The rise of technology in supply chain is a double-edged sword when it comes to labour issues, the CTO of DP World tells Supply Chain Digital.
Pradeep Desai is Group Chief Technology Officer for DP World, the global trade and logistics management services giant. He oversees the company's technology strategy, innovation, and digital transformation initiatives.
Desai says that although the technology-driven reimagining of supply chain can make it difficult to recruit key executives, technology is also playing a vital role in supporting – and elevating – a huge array of front line supply chain roles.
He says that supply chain labour shortages are most acute in countries with low unemployment, such as the US and Canada, where attracting people to supply chain roles is “a challenge”.
“Skilled workers across the supply chain and logistics sector are key to the industry’s growth,” says Desai. “The level of skill required to derive value from complex technology investments requires strong on-the ground-leadership, which can be hard to find.”
Compounding this problem, he adds, is the soaring demand for such expertise, driven by “the growth in ecommerce, nearshoring and the post-Covid overhaul of many supply chains has created an even stronger demand for talent”.
DP World supply chain training initiatives
Desai says DP World is creating the labour capacity it needs by “leveraging global partner networks and through robust internal training programs”.
In regions with high levels of unemployment and market uncertainty, Desai says the appetite for a stable company with the reputation and resources like DP World is “stronger”.
But he adds that the challenge in supply chain “is aligning the available skill sets in the market with a company’s current and future needs”.
He adds: “In developing countries, we see a workforce willing and able to work but perhaps in need of access to additional educational resources and training programmes.”
DP World is helping address the labour issue through training initiatives like DP World Academy in the Dominican Republic. This provides advanced education in logistics, ports, maritime, and manufacturing.

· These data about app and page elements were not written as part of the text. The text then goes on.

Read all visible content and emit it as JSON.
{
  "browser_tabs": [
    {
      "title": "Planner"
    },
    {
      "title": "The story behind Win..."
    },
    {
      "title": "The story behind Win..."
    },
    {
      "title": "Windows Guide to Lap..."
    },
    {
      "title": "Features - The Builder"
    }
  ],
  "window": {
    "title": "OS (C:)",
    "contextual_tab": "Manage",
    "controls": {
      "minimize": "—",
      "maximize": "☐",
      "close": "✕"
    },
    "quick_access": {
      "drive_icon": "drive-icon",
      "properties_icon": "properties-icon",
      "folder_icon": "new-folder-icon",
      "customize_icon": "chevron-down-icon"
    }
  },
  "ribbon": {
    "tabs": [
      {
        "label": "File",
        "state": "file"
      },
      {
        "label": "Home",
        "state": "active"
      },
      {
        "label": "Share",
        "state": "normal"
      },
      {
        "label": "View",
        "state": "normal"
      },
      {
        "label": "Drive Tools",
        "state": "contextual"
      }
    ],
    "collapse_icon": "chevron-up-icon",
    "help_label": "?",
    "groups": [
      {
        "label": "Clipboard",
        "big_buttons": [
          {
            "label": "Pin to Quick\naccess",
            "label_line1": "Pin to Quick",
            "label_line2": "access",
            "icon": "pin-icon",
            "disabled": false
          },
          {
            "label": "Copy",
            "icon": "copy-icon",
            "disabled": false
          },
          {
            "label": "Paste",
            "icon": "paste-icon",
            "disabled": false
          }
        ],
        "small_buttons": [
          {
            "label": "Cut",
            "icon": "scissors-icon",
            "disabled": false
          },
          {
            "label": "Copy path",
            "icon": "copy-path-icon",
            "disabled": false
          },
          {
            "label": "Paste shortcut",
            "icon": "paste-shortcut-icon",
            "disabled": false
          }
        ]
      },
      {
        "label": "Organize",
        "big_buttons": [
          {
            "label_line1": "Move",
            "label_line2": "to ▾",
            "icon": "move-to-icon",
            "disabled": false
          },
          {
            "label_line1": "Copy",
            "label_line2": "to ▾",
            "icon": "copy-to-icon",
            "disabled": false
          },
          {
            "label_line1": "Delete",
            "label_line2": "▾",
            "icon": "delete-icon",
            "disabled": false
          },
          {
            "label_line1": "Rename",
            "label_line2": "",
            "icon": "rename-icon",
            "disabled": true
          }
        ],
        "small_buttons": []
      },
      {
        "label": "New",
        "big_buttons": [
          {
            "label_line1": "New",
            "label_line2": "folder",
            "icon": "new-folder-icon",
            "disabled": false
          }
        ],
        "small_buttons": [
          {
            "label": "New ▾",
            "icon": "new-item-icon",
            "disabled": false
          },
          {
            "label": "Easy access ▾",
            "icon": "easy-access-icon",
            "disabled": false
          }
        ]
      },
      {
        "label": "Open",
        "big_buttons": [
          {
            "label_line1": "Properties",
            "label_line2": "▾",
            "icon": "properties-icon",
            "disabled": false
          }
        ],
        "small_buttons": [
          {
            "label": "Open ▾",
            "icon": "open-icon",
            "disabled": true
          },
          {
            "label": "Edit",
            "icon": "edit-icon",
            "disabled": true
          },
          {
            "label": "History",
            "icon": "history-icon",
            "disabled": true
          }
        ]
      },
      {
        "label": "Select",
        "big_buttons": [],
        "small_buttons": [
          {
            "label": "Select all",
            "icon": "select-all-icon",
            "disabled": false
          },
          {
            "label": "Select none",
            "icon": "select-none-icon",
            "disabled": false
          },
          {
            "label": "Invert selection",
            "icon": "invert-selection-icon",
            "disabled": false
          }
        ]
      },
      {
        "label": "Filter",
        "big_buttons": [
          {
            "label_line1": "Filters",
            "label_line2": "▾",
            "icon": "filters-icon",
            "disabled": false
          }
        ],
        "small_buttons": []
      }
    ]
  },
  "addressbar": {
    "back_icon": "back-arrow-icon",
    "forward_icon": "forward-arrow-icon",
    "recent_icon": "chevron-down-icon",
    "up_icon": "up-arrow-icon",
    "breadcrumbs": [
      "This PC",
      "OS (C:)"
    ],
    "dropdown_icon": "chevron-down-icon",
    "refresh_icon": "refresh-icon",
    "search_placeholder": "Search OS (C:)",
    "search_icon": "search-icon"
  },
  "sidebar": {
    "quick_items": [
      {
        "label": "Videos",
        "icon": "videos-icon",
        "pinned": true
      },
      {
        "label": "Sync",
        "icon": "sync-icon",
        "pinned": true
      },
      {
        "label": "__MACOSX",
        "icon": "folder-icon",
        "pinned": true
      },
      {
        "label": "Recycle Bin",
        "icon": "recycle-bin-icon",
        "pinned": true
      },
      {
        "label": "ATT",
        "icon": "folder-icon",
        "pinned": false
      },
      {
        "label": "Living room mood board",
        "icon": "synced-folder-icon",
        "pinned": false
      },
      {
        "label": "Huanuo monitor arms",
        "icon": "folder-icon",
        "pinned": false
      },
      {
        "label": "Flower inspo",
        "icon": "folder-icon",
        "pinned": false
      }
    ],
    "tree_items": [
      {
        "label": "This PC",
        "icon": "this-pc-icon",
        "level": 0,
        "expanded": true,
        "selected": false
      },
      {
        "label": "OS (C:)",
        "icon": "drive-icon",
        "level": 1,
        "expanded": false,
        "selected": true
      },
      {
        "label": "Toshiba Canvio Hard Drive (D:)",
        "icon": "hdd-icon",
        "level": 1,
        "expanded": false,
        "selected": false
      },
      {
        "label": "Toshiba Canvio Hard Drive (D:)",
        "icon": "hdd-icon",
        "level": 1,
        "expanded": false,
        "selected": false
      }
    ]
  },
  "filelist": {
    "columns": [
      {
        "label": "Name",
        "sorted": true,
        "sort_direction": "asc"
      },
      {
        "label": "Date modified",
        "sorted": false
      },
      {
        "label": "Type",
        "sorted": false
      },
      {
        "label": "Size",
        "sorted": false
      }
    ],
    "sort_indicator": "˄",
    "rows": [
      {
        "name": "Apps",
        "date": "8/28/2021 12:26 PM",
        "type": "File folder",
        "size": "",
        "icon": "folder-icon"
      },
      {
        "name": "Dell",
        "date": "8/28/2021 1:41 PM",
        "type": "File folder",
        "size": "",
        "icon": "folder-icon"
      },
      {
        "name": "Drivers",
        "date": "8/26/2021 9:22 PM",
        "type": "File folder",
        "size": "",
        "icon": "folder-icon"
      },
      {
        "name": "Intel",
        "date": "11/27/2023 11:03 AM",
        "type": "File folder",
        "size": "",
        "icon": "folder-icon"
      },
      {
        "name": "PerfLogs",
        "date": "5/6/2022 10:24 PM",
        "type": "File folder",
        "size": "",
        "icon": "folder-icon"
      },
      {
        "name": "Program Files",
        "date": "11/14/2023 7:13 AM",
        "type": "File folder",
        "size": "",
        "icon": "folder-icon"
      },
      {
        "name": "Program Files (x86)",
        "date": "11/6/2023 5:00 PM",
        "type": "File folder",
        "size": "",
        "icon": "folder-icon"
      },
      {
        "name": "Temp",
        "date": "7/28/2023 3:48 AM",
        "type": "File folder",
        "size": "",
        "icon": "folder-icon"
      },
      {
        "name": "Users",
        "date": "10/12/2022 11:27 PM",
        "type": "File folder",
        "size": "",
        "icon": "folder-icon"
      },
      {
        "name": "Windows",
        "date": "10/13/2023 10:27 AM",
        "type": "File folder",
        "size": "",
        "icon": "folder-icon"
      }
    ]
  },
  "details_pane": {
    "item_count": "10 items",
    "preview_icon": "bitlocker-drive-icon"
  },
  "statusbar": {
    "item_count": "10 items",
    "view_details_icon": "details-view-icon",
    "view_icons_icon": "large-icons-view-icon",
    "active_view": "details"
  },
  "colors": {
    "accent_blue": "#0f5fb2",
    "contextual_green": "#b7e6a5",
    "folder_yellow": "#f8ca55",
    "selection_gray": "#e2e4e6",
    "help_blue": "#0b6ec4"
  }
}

“The academy's vision is to be the premier logistics training centre in the region, fostering the development of local and international professionals to meet industry demands,” says Desai.
He adds: “ The training portfolio, based on DP World's global experiences, covers introductory courses, technical programs, certificates, and executive programs delivered in person, hybrid, and virtual formats by industry experts and company facilitators.”
“ DP World recognises the significance of training in shaping a skilled workforce for the future of logistics, to ensure people acquire the necessary skills and knowledge to navigate the evolving challenges of the industry," he continues.
Desai adds that DP World's commitment to training "reflects our dedication to fostering innovation, efficiency, and excellence within the logistics sector".
To this end, he says the company ensures employees “have the support and resources they need to efficiently onboard and advance”.
DP World: Supply chain tech 'elevating many roles'
Overhauling outdated manual processes," he says, "not only relieves workload but mitigates the risk of human error and drives efficiencies for low resourced teams”.
Desai adds that robotics and AI are “proving to be game-changers in balancing out labour problems”, by “automating systems, streamlining warehouse operations, enhancing efficiency, and mitigating the impact of labour shortages”.
He says that by eliminating repetitive tasks, technology allows workers to focus on more complex and strategic aspects of supply chain.
“It helps create higher-quality jobs,” he says.
As an example, he points to DP World’s Rotterdam World Gateway, which is a fully electric, automated warehouse, capable of supporting workers and enhancing efficiency.